If instead it is considered from a theoretical point of view, it can also be interpreted as a betrayal of one’s religion. This kind of exclusively theoretical consideration, without paying attention to what actually happens in practice, led Pope Ratzinger to conclude that dialogue with religions, strictly speaking, is impossible; he wrote it in 2008, on the occasion of a review of a book by Marcello Pera:

Dear Senator Pera, recently I was able to read your new book Why We Must Call Ourselves Christians. It was for me a fascinating experience. With a stupendous knowledge of the sources and a cogent logic, you analyze the essence of liberalism beginning with its foundations, demonstrating its roots in the Christian image of God that belongs to the essence of liberalism: the relationship with God of which man is the image, and from which we have received the gift of liberty. With incontestable logic, you show that liberalism loses its basis and destroys itself if it abandons this foundation. No less impressive are your analyses of liberty and of multi-culturalism, in which you illustrate the self-contradictory nature of this concept and hence its political and cultural impossibility. Of fundamental importance is your analysis of what Europe can be, and of a European constitution in which Europe does not transform itself into a cosmopolitan reality, but rather finds its identity in its Christian-liberal foundation. Particularly meaningful for me too is your analysis of interreligious and intercultural dialogue. You explain with great clarity that an interreligious dialogue in the strict sense of the term is not possible, while you urge intercultural dialogue that develops the cultural consequences of the religious option which lies beneath. While a true dialogue is not possible about this basic option without putting one’s own faith into parentheses, it’s important in public exchange to explore the cultural consequences of these religious options. Here, dialogue and mutual correction and enrichment are both possible and necessary. With regard to the importance of all this for the contemporary crisis in ethics, I find what you say about the trajectory of liberal ethics important. You demonstrate that liberalism, without ceasing to be liberalism, but, on the contrary, in order to be faithful to itself, can link itself to a doctrine of the good, in particular that of Christianity, which is in fact genetically linked to liberalism. You thereby offer a true contribution to overcoming the crisis. With its sober rationality, its ample philosophical information and the force of its argument, the present book, in my opinion, is of fundamental importance in this hour for Europe and for the world. I hope that it finds a large audience, and that it can give to political debate, beyond the most urgent problems, that depth without which we cannot overcome the challenge of our historical moment. With gratitude for your work, I heartily offer God’s blessings.
Benedict XVI, 23 November 2008

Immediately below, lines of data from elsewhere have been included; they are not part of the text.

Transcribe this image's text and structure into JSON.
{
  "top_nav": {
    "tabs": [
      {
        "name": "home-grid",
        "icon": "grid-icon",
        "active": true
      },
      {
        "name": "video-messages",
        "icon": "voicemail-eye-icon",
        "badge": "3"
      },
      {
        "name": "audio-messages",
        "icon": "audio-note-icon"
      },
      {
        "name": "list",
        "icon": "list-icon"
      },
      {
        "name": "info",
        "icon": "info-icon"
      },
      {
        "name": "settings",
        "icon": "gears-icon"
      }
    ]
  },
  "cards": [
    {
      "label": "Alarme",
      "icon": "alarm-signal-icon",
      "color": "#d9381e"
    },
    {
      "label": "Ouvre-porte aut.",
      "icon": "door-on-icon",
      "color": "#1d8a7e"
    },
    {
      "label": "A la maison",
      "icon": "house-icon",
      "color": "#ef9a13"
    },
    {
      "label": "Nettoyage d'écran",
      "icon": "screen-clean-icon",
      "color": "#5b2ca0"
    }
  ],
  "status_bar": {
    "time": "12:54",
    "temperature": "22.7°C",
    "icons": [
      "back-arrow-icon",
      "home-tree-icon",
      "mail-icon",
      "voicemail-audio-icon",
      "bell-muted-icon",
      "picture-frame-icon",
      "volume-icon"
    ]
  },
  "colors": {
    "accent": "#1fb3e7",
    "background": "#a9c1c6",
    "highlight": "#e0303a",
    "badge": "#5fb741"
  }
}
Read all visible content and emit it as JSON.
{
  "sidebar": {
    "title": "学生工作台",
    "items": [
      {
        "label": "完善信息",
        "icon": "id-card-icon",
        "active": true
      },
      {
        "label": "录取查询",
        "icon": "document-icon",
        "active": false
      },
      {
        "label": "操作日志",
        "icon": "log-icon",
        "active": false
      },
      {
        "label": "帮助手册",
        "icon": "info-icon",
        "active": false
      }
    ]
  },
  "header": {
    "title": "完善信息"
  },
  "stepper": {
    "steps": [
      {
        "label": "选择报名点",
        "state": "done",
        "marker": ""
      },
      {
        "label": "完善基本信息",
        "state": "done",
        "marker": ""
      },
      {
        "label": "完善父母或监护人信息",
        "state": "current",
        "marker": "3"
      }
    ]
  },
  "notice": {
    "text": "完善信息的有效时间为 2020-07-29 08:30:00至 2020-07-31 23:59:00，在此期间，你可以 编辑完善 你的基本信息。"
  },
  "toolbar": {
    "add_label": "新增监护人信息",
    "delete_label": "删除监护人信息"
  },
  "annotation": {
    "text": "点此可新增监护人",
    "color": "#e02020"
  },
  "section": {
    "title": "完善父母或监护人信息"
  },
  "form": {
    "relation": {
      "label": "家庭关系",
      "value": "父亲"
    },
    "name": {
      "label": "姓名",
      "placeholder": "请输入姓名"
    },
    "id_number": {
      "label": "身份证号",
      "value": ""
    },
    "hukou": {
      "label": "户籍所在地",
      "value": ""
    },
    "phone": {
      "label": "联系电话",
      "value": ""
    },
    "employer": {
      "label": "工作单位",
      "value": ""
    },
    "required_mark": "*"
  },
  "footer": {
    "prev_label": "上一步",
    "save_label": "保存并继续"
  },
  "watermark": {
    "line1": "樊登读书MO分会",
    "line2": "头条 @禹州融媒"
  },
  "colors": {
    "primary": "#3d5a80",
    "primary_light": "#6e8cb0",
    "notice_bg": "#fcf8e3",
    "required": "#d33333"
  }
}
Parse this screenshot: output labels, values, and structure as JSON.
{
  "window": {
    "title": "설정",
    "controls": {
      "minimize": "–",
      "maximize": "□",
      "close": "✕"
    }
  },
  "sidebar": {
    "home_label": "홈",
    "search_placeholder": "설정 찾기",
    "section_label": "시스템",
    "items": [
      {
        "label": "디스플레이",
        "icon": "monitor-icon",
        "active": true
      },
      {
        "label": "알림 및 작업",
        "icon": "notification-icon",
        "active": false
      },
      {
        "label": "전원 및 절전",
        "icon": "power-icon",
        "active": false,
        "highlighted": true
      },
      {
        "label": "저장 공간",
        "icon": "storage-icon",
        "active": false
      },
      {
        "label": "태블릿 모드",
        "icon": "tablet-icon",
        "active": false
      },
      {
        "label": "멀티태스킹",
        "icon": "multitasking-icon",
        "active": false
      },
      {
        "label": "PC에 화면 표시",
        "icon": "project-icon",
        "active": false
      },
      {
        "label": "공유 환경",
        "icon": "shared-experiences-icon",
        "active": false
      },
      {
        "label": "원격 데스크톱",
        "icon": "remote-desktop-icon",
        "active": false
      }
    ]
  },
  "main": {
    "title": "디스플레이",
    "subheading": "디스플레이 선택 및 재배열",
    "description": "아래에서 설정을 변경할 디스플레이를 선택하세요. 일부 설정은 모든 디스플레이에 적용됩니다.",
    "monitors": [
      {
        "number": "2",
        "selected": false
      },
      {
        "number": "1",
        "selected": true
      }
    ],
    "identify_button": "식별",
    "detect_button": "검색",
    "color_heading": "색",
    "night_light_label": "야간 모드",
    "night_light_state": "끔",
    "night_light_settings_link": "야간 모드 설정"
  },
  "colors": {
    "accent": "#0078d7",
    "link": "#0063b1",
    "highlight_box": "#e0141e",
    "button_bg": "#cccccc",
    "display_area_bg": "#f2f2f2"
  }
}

Along the same lines the Pope had already expressed himself in 2000, in the Dominus Iesus declaration.
After what we have said, we can realize that Christianity, despite making use of absolute languages, cannot help but confront itself with other perspectives, which are also able to relativize it. Each prospect is in contact with all the others and cannot avoid being influenced by them; in other words, the whole world is connected. If we don’t accept to host extraneous perspectives in ourselves, we only make dialogue between deaf, in which everyone tries only to incorporate the other’s perspective into his own. For example, one can tell me: in order to speak you use the principle of non-contradiction, which is objective; and I answer him: but the principle of non-contradiction is conditioned by our brain; and he tells me: you, to be able to answer, have right now used the principle of non-contradiction … and so on endlessly. Or if I said to a Muslim: you are a quasi-Christian; and he to me: you are a quasi-Muslim. In other words, there is no perspective able to impose itself and convince dialectically all the others who think differently.

Leave A Comment